Tuesday, July 23, 2013

Now resveratrol bites the dust

More evidence that anti-oxidants are a BAD thing.  A simpleton's theory runs up against the facts

Health supplements containing the ‘miracle ingredient’ from red wine could undo the positive effects of exercise, experts have warned.

A daily dose of the antioxidant resveratrol cancelled out many of the benefits of a two-month-long exercise programme, a study found.

With exercise alone, blood pressure and levels of ‘bad’ cholesterol and other harmful blood fats were lowered.
Undoing all that hard work... A daily dose of the antioxidant resveratrol cancelled out many of the benefits of a two-month-long exercise programme, a study found

Undoing all that hard work... A daily dose of the antioxidant resveratrol cancelled out many of the benefits of a two-month-long exercise programme, a study found

But if combined with a course of supplements, most of the positive effects vanished, research published in the Journal of Physiology reports.

Resveratrol has become increasingly popular as study after study has credited the compound with health-boosting properties, from extending life and battling obesity to warding off heart disease and obesity.

However, most research is carried out on mice or rats, rather than in the human body.

Resveratrol, which is found in the grape skins that give red wine its colour, is supposed to boost health by mopping up dangerous oxygen molecules known as free radicals that attack cells and tissues and are blamed for health problems from ageing to cancer.

The Danish scientists behind the latest study say these free radicals may be needed for the body to recover after exercise.   Without them, many of the benefits of exercise, such as lowering blood pressure and increasing oxygen uptake, may disappear.

In the study, 27 men in their mid-sixties were asked to perform eight weeks of high-intensity exercise training – with half the group given 250mg of resveratrol a day and the other group receiving a placebo.

Scientists expect to get the same result from women and younger men.

Despite the findings, wine lovers need not worry about the effect of the odd glass of red on their exercise routine.

The amount of resveratrol in the supplements studied was far higher than can be obtained from drinking wine alone.

However, it could easily be obtained from supplements.


When fruit and vegetables are BAD for you: Getting your five-a-day is responsible for HALF of all food poisoning cases

Fruit and vegetables are responsible for 46 per cent of food poisoning cases, recent research shows.  The study by the U.S. Centre for Disease Control and Prevention revealed that leafy vegetables, namely lettuce and spinach, are the worst offenders.

It also showed that meat and poultry are responsible for 22 per cent of food poisoning cases.

The study found that every year one in six people in the U.S. fall ill with food poisoning – about nine million people.  The majority of cases of foodborne illness caused by leafy vegetables are caused by pre-cut greens which are bought in plastic bags.

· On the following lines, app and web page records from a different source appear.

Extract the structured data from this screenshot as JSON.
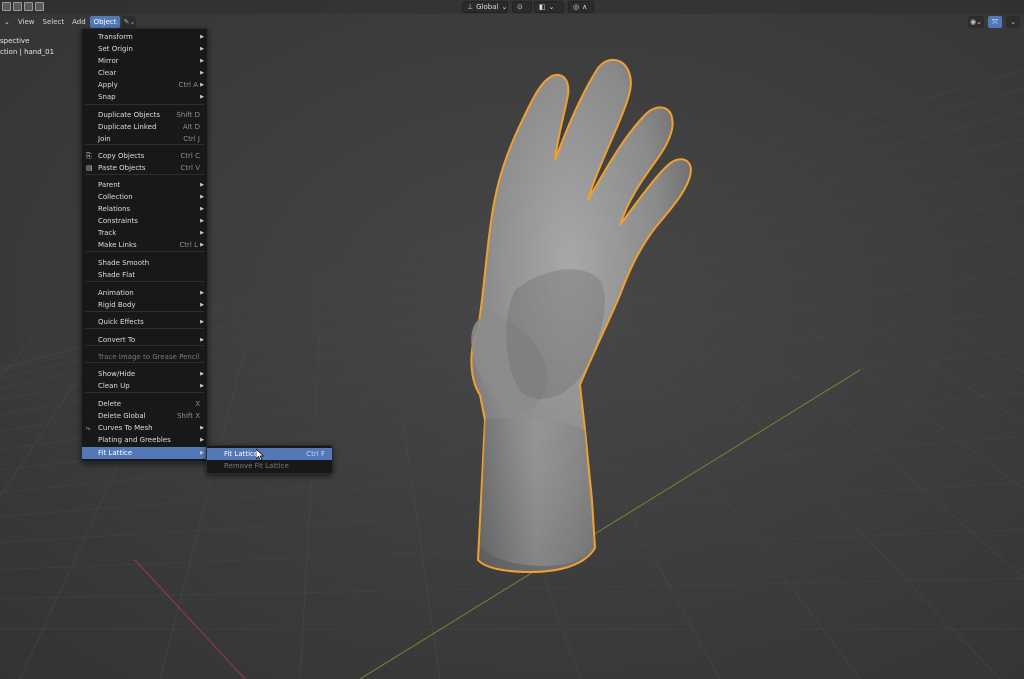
{
  "header": {
    "menus": [
      "View",
      "Select",
      "Add",
      "Object"
    ],
    "active_menu": "Object"
  },
  "topbar": {
    "orientation": "Global",
    "snap_icons": [
      "snap-icon",
      "proportional-edit-icon"
    ]
  },
  "viewport": {
    "view_name": "spective",
    "collection_label": "ction | hand_01"
  },
  "object_menu": {
    "items": [
      {
        "label": "Transform",
        "shortcut": "",
        "submenu": true
      },
      {
        "label": "Set Origin",
        "shortcut": "",
        "submenu": true
      },
      {
        "label": "Mirror",
        "shortcut": "",
        "submenu": true
      },
      {
        "label": "Clear",
        "shortcut": "",
        "submenu": true
      },
      {
        "label": "Apply",
        "shortcut": "Ctrl A",
        "submenu": true
      },
      {
        "label": "Snap",
        "shortcut": "",
        "submenu": true
      },
      {
        "label": "Duplicate Objects",
        "shortcut": "Shift D",
        "submenu": false
      },
      {
        "label": "Duplicate Linked",
        "shortcut": "Alt D",
        "submenu": false
      },
      {
        "label": "Join",
        "shortcut": "Ctrl J",
        "submenu": false
      },
      {
        "label": "Copy Objects",
        "shortcut": "Ctrl C",
        "submenu": false
      },
      {
        "label": "Paste Objects",
        "shortcut": "Ctrl V",
        "submenu": false
      },
      {
        "label": "Parent",
        "shortcut": "",
        "submenu": true
      },
      {
        "label": "Collection",
        "shortcut": "",
        "submenu": true
      },
      {
        "label": "Relations",
        "shortcut": "",
        "submenu": true
      },
      {
        "label": "Constraints",
        "shortcut": "",
        "submenu": true
      },
      {
        "label": "Track",
        "shortcut": "",
        "submenu": true
      },
      {
        "label": "Make Links",
        "shortcut": "Ctrl L",
        "submenu": true
      },
      {
        "label": "Shade Smooth",
        "shortcut": "",
        "submenu": false
      },
      {
        "label": "Shade Flat",
        "shortcut": "",
        "submenu": false
      },
      {
        "label": "Animation",
        "shortcut": "",
        "submenu": true
      },
      {
        "label": "Rigid Body",
        "shortcut": "",
        "submenu": true
      },
      {
        "label": "Quick Effects",
        "shortcut": "",
        "submenu": true
      },
      {
        "label": "Convert To",
        "shortcut": "",
        "submenu": true
      },
      {
        "label": "Trace Image to Grease Pencil",
        "shortcut": "",
        "submenu": false
      },
      {
        "label": "Show/Hide",
        "shortcut": "",
        "submenu": true
      },
      {
        "label": "Clean Up",
        "shortcut": "",
        "submenu": true
      },
      {
        "label": "Delete",
        "shortcut": "X",
        "submenu": false
      },
      {
        "label": "Delete Global",
        "shortcut": "Shift X",
        "submenu": false
      },
      {
        "label": "Curves To Mesh",
        "shortcut": "",
        "submenu": true
      },
      {
        "label": "Plating and Greebles",
        "shortcut": "",
        "submenu": true
      },
      {
        "label": "Fit Lattice",
        "shortcut": "",
        "submenu": true
      }
    ]
  },
  "fit_lattice_submenu": {
    "items": [
      {
        "label": "Fit Lattice",
        "shortcut": "Ctrl F"
      },
      {
        "label": "Remove Fit Lattice",
        "shortcut": ""
      }
    ]
  },
  "colors": {
    "highlight": "#5278b8",
    "selection_outline": "#f0a030",
    "x_axis": "#9a3a44",
    "y_axis": "#6e8a32"
  }
}
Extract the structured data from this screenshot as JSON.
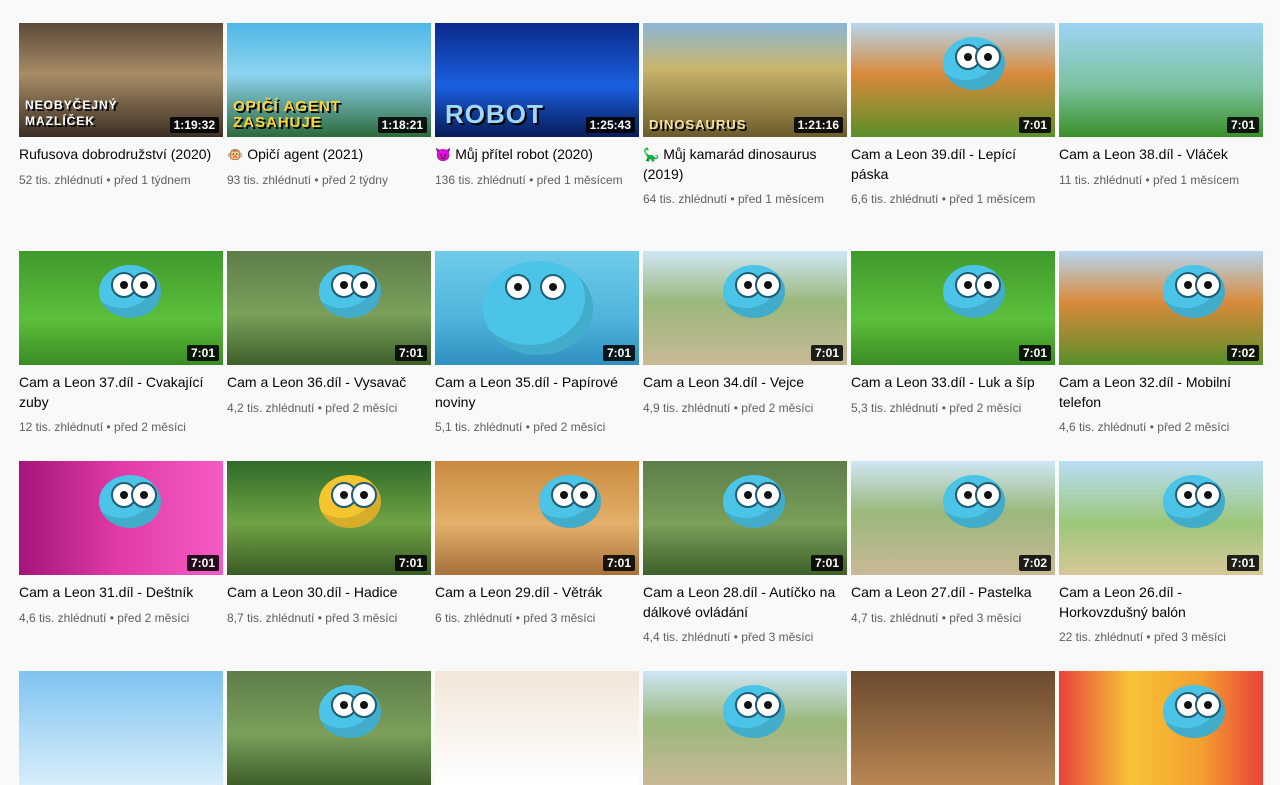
{
  "videos": [
    {
      "title": "Rufusova dobrodružství (2020)",
      "views": "52 tis. zhlédnutí",
      "age": "před 1 týdnem",
      "duration": "1:19:32",
      "prefix": "",
      "overlay": "NEOBYČEJNÝ MAZLÍČEK",
      "theme": "rufus"
    },
    {
      "title": "Opičí agent (2021)",
      "views": "93 tis. zhlédnutí",
      "age": "před 2 týdny",
      "duration": "1:18:21",
      "prefix": "🐵",
      "overlay": "OPIČÍ AGENT ZASAHUJE",
      "theme": "monkey"
    },
    {
      "title": "Můj přítel robot (2020)",
      "views": "136 tis. zhlédnutí",
      "age": "před 1 měsícem",
      "duration": "1:25:43",
      "prefix": "👿",
      "overlay": "ROBOT",
      "theme": "robot"
    },
    {
      "title": "Můj kamarád dinosaurus (2019)",
      "views": "64 tis. zhlédnutí",
      "age": "před 1 měsícem",
      "duration": "1:21:16",
      "prefix": "🦕",
      "overlay": "DINOSAURUS",
      "theme": "dino"
    },
    {
      "title": "Cam a Leon 39.díl - Lepící páska",
      "views": "6,6 tis. zhlédnutí",
      "age": "před 1 měsícem",
      "duration": "7:01",
      "prefix": "",
      "overlay": "",
      "theme": "cam-autumn"
    },
    {
      "title": "Cam a Leon 38.díl - Vláček",
      "views": "11 tis. zhlédnutí",
      "age": "před 1 měsícem",
      "duration": "7:01",
      "prefix": "",
      "overlay": "",
      "theme": "train"
    },
    {
      "title": "Cam a Leon 37.díl - Cvakající zuby",
      "views": "12 tis. zhlédnutí",
      "age": "před 2 měsíci",
      "duration": "7:01",
      "prefix": "",
      "overlay": "",
      "theme": "cam-grass"
    },
    {
      "title": "Cam a Leon 36.díl - Vysavač",
      "views": "4,2 tis. zhlédnutí",
      "age": "před 2 měsíci",
      "duration": "7:01",
      "prefix": "",
      "overlay": "",
      "theme": "cam-forest"
    },
    {
      "title": "Cam a Leon 35.díl - Papírové noviny",
      "views": "5,1 tis. zhlédnutí",
      "age": "před 2 měsíci",
      "duration": "7:01",
      "prefix": "",
      "overlay": "",
      "theme": "cam-blue"
    },
    {
      "title": "Cam a Leon 34.díl - Vejce",
      "views": "4,9 tis. zhlédnutí",
      "age": "před 2 měsíci",
      "duration": "7:01",
      "prefix": "",
      "overlay": "",
      "theme": "cam-park"
    },
    {
      "title": "Cam a Leon 33.díl - Luk a šíp",
      "views": "5,3 tis. zhlédnutí",
      "age": "před 2 měsíci",
      "duration": "7:01",
      "prefix": "",
      "overlay": "",
      "theme": "cam-grass"
    },
    {
      "title": "Cam a Leon 32.díl - Mobilní telefon",
      "views": "4,6 tis. zhlédnutí",
      "age": "před 2 měsíci",
      "duration": "7:02",
      "prefix": "",
      "overlay": "",
      "theme": "cam-autumn"
    },
    {
      "title": "Cam a Leon 31.díl - Deštník",
      "views": "4,6 tis. zhlédnutí",
      "age": "před 2 měsíci",
      "duration": "7:01",
      "prefix": "",
      "overlay": "",
      "theme": "cam-pink"
    },
    {
      "title": "Cam a Leon 30.díl - Hadice",
      "views": "8,7 tis. zhlédnutí",
      "age": "před 3 měsíci",
      "duration": "7:01",
      "prefix": "",
      "overlay": "",
      "theme": "cam-yellow"
    },
    {
      "title": "Cam a Leon 29.díl - Větrák",
      "views": "6 tis. zhlédnutí",
      "age": "před 3 měsíci",
      "duration": "7:01",
      "prefix": "",
      "overlay": "",
      "theme": "cam-room"
    },
    {
      "title": "Cam a Leon 28.díl - Autíčko na dálkové ovládání",
      "views": "4,4 tis. zhlédnutí",
      "age": "před 3 měsíci",
      "duration": "7:01",
      "prefix": "",
      "overlay": "",
      "theme": "cam-forest"
    },
    {
      "title": "Cam a Leon 27.díl - Pastelka",
      "views": "4,7 tis. zhlédnutí",
      "age": "před 3 měsíci",
      "duration": "7:02",
      "prefix": "",
      "overlay": "",
      "theme": "cam-park"
    },
    {
      "title": "Cam a Leon 26.díl - Horkovzdušný balón",
      "views": "22 tis. zhlédnutí",
      "age": "před 3 měsíci",
      "duration": "7:01",
      "prefix": "",
      "overlay": "",
      "theme": "cam-playground"
    }
  ],
  "partial_row": [
    {
      "theme": "rabbit-sky"
    },
    {
      "theme": "cam-forest"
    },
    {
      "theme": "rabbit-light"
    },
    {
      "theme": "cam-park"
    },
    {
      "theme": "rabbit-brown"
    },
    {
      "theme": "cam-rainbow"
    }
  ]
}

The reason for this is that these products tend to be eaten raw. In contrast, the bugs in meat and poultry that many people would expect to be the cause of most cases of food poisoning, are usually killed during cooking.

Dr Michael Doyle, director of the University of Georgia's Centre for Food Safety explained to Modern Farmer that lettuce is particularly dangerous as harmful bacteria can form within the plant tissue.  This means that when the lettuce is washed, the bacteria will not be washed away.

He added that leafy greens can cause E.Coli, salmonella, and listeria.  These bugs tend to come from animals which carry them in their intestines.  If the animals’ manure gets into soil or water, it can contaminate vegetables.

Salmonella is especially likely to be transmitted in this way as manure can be blown around by the wind when it dries out, and salmonella is known to be tolerant to drying.

In extreme cases, contaminated bagged salad can cause fatal kidney failure, according to Dr Doyle.

Dr Doyle says that the only way to prevent lettuce-related food poisoning is to ensure that farmers are doing something to kill bacteria in the field, as soon as the leaves are picked.

He believes that farmers should be using disinfectants to achieve this – he says that currently they typically use chlorine but that this is not very effective at killing bacteria.

However, Dr Doyle accepts that the odds are in the consumers favour as millions of bags of salad are sold every year and the number of food poisoning cases is small.

This data is supported by a recent study from the Food Standards Agency which showed that there are 120,000 extra cases of food-related illness during a British summer.

Dr Lisa Ackerley, a microbiologist, believes this is not due to undercooked meat so much as poor hand, surface, and utensil hygiene when people are cooking outside.


1 comment:

Wireless.Phil said...

antioxidant cause more damage, gee this was reported on the Dr. Oz TV show more than a year ago.

yes, Oprah gave Dr. Oz his shows backing. Now he is launching a friggen magazine.